“So It Goes” was how musicians who were too old to be punks reacted to an injection of energy in British music, (the part played by cheap amphetamine sulphate should not be overlooked). There were other writers of well-crafted songs who knew that catching the zeitgeist of 1976-7 required a bit of oomph. Nick Lowe was a busy man in 1976. (Well, 6 months before I used the Z-word. Pretentious, moi ?).

Two of Nick’s former band-mates had joined the backing band of a singer from London managed by Dave Robinson. (This is getting a little incestuous). Graham Parker & the Rumour’s first LP, “Howling Wind”, produced by Nick Lowe, was released in April 1976 & it was pretty good. The Dylanesque sneer of Parker’s cynical lyrics were boosted by some tough & assured backing with a touch of R&B from the Rumour Horns.  The Village Voice placed it at #4 in their 1976 best album list. It was not even the highest Graham Parker on the list.

At #2 was “Heat Treatment”, a 2nd LP from 1976. Lowe was too busy & Mutt Lange produced. It is a good record & “Pouring It All Out” must have been a single because it’s a terrific song. Was it a better LP than “Howling Wind” ? Answers at the bottom of this post please because I don’t know the answer to that. I got to see GP & the Rumour in 1977, the “Pink Parker” tour. The band tried a shot at the charts by covering the Trammps “Hold Back The Night”. It may have been that the band had been playing the same set for a year or it may have been that Southside Johnny & the Asbury Dukes absolutely rocked the house & stole the show. This was not just at the Birmingham Odeon but across the country. Parker hit a bump for a while, that early catalogue of songs could only take him so far.

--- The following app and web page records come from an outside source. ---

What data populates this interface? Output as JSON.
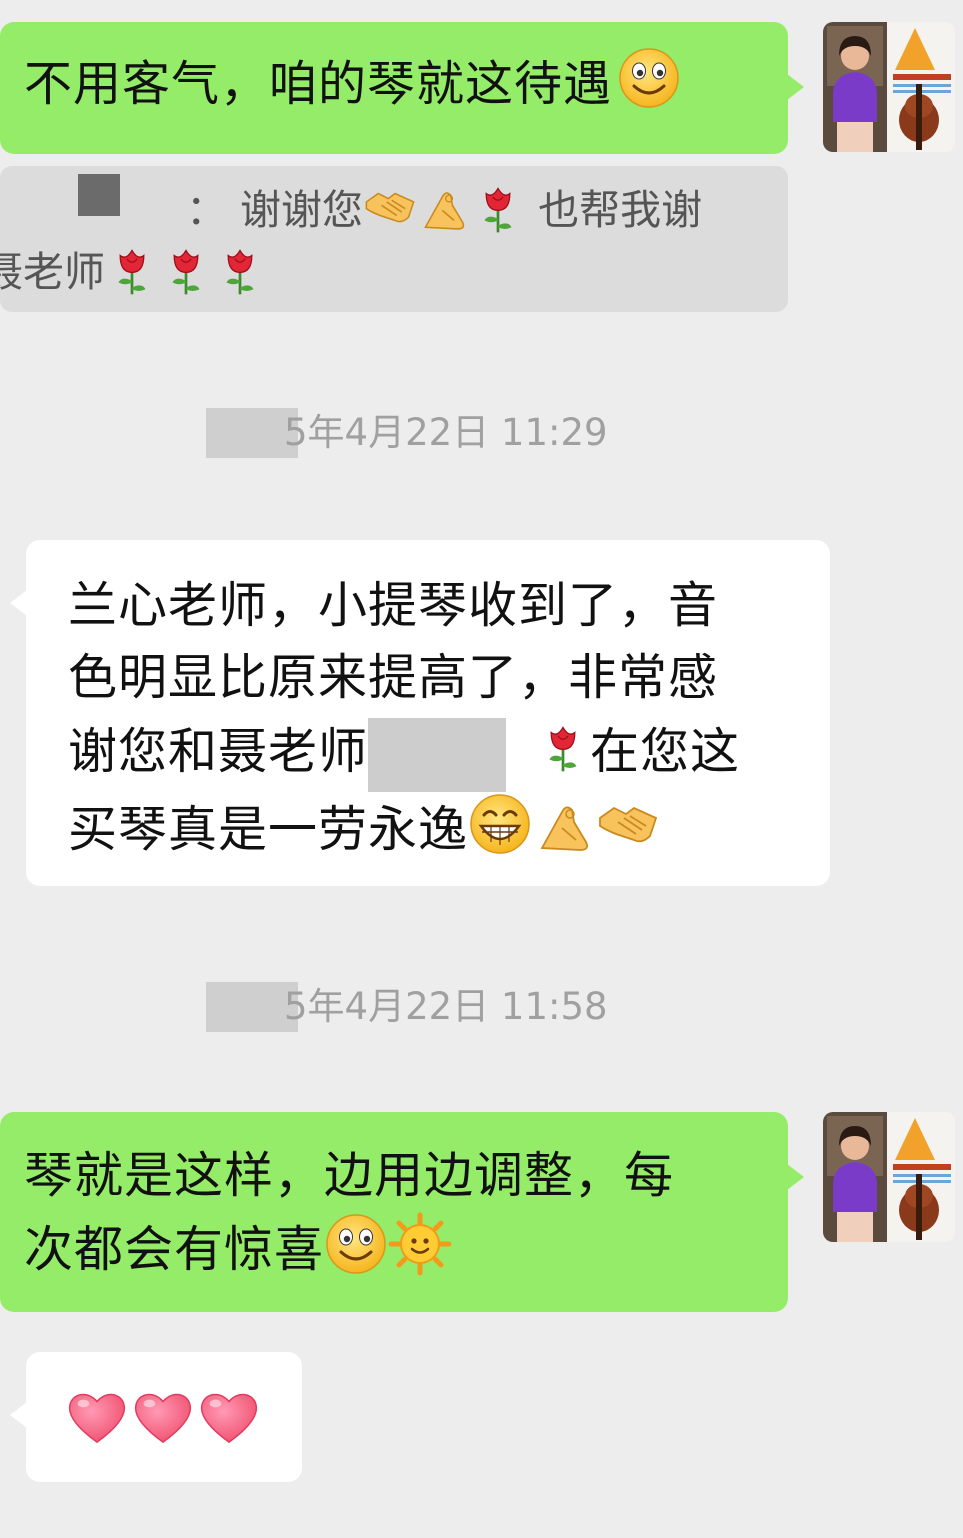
{
  "messages": [
    {
      "id": "msg1",
      "text_a": "不用客气，咱的琴就这待遇",
      "emoji": "smiling-face"
    },
    {
      "id": "quote",
      "separator": "：",
      "text_a": "谢谢您",
      "text_b": "也帮我谢",
      "text_c": "聂老师"
    },
    {
      "id": "ts1",
      "text": "5年4月22日 11:29"
    },
    {
      "id": "msg2",
      "line1": "兰心老师，小提琴收到了，音",
      "line2": "色明显比原来提高了，非常感",
      "line3a": "谢您和聂老师",
      "line3b": "在您这",
      "line4": "买琴真是一劳永逸"
    },
    {
      "id": "ts2",
      "text": "5年4月22日 11:58"
    },
    {
      "id": "msg3",
      "line1": "琴就是这样，边用边调整，每",
      "line2": "次都会有惊喜"
    },
    {
      "id": "msg4",
      "hearts": 3
    }
  ],
  "colors": {
    "background": "#ededed",
    "outgoing_bubble": "#95ec69",
    "incoming_bubble": "#ffffff",
    "quote_bubble": "#dcdcdc",
    "timestamp": "#a0a0a0",
    "redaction": "#cdcdcd"
  },
  "icons": [
    "smiling-face-icon",
    "handshake-icon",
    "ok-hand-icon",
    "rose-icon",
    "grinning-face-icon",
    "sun-face-icon",
    "heart-icon"
  ]
}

He & the Rumour would be back.

Joe Jackson was a classically trained musician who had worked as an arranger for cabaret bands. He saw the way the wind was blowing & his first 2 LPs, both from 1979, were stripped back & punchy. With the backing of a big label & a fine line in self-deprecation both “Look Sharp” & the single “Is She Really Going Out With Him ?” were successful in the USA. I saw Joe play in Manchester in 1979 when the first LP had just come around (Man, I got out & about in those days). He had a great trio behind him & put on a great show. There was a touch of artifice about the arrangements. That touch of reggae, those dynamics, but I mostly remember a really good night out.

“I’m The Man” is the title track of the 2nd LP. You can see that it’s a showpiece song. I was impressed by the lyrics in 1979, a lovely idea that  those crappy crazes, from the yo-yo to “Jaws” are all invented & manipulated by the same evil spiv. I’ll buy that.

Joe used to live round my way in south London, we would nod to each other in the local shop. He played around with reggae before whipping out his jiving jazz roots. Like Nick Lowe & Graham Parker there was more fine music to come. I think that I have not finished with these guys yet.